Samulkis
I bought this mainly because it is non fiction about my beloved New Mexico. Instead I became wholly absorbed in the old man Jacobo and his life and outlook. This truly is a man anyone would feel their life was greatly enriched by having known him. He says little yet imparts so very much. It is a rare book where one feels they know a character and would dearly love to be his neighbor.

I somewhat hoped for that with Mayordomo but it fell short half way through. The repetition I guess. Perhaps I will give it another try one day.

For those who live elsewhere yet find their heart to be in New Mexico 24/7/365 this book is outstanding.
Cointrius
Wonderful tale that provides real insight into the ancient Hispano culture of northern New Mexico.
Sironynyr
My ancestry came to northern New Mexico either in 1598 or 1698 and it has been our native land for generations. Since living there for at least 300 years, we have no personal relationship with Spain or Mexico. Jacobo Romero lived in the mountains therefore his life was quite different from the Spanish people like my family who after the Civil War moved east to homestead. The New Mexico Spanish language and culture are presented so poetically in places and so starkly realistic in others, I was almost sad to finish "River of Traps" except that I have another deGuys book coming in a day or so. Traps is beautifully written and makes excellent reading whether your roots are from northern New Mexico or not.
Meztihn
Great
Mananara
I bought it for a couple from northern New Mexico.
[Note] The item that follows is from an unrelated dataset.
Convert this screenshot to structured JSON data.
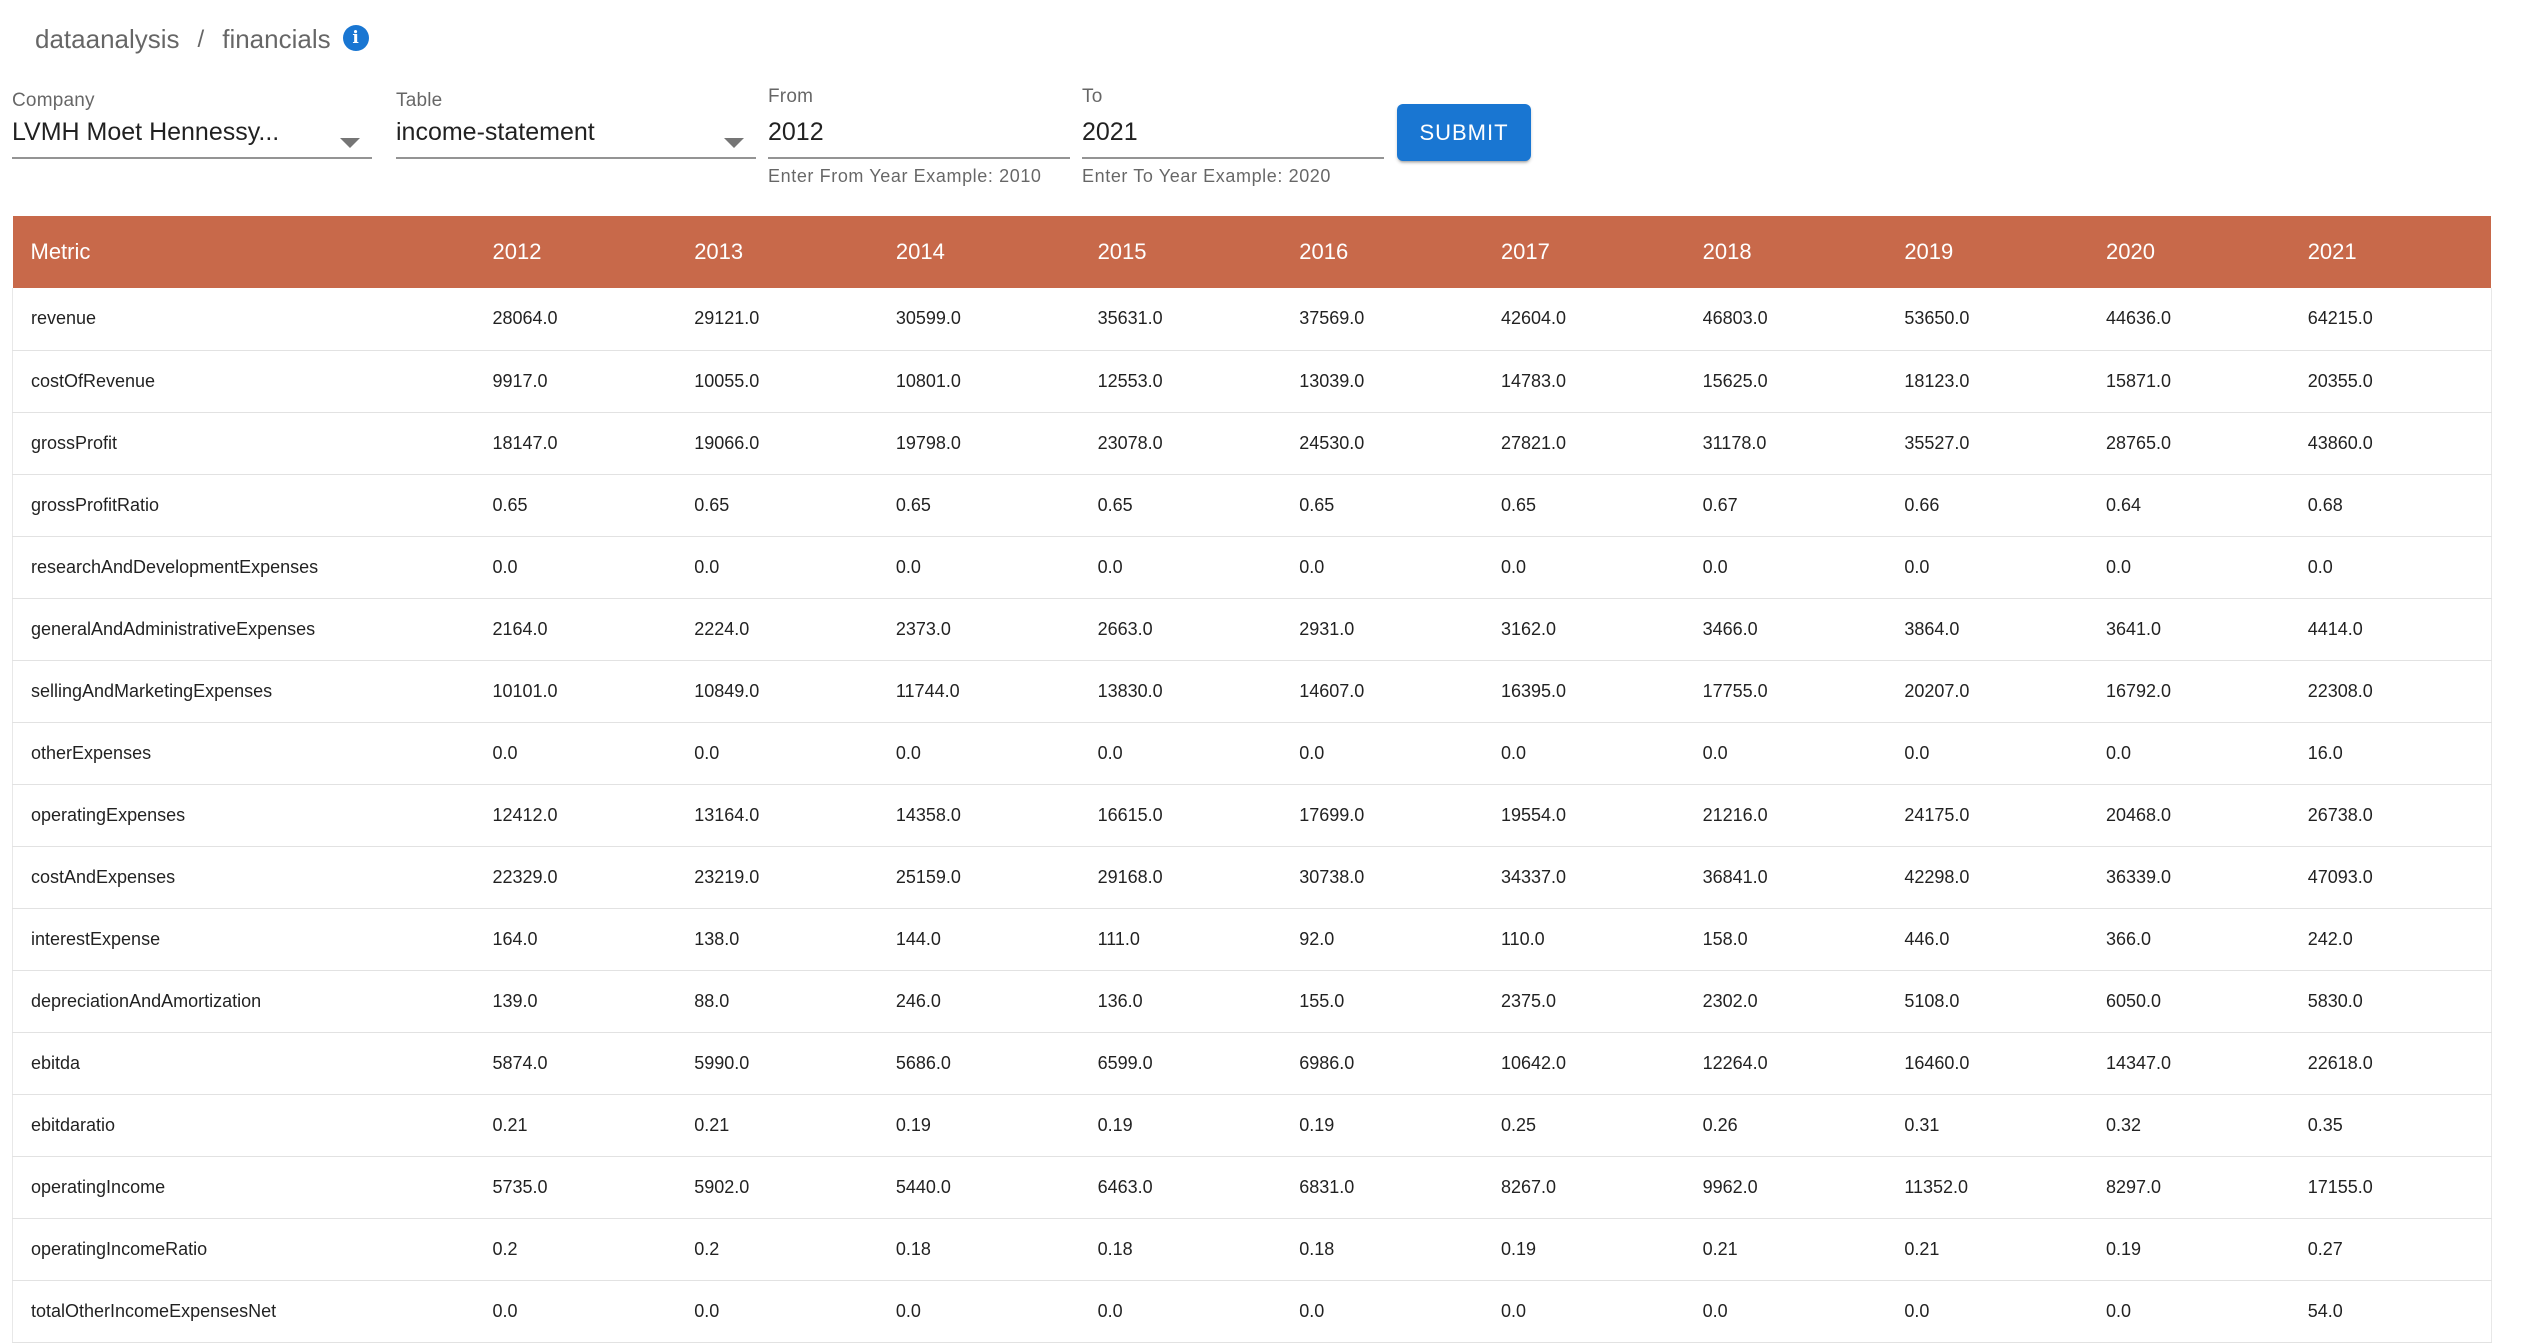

They were very pleased with the photos; I hope the text is interesting to them as well.
Wonderful little book. Well-paired with Robert Redford's movie, The Milagro Beanfield War.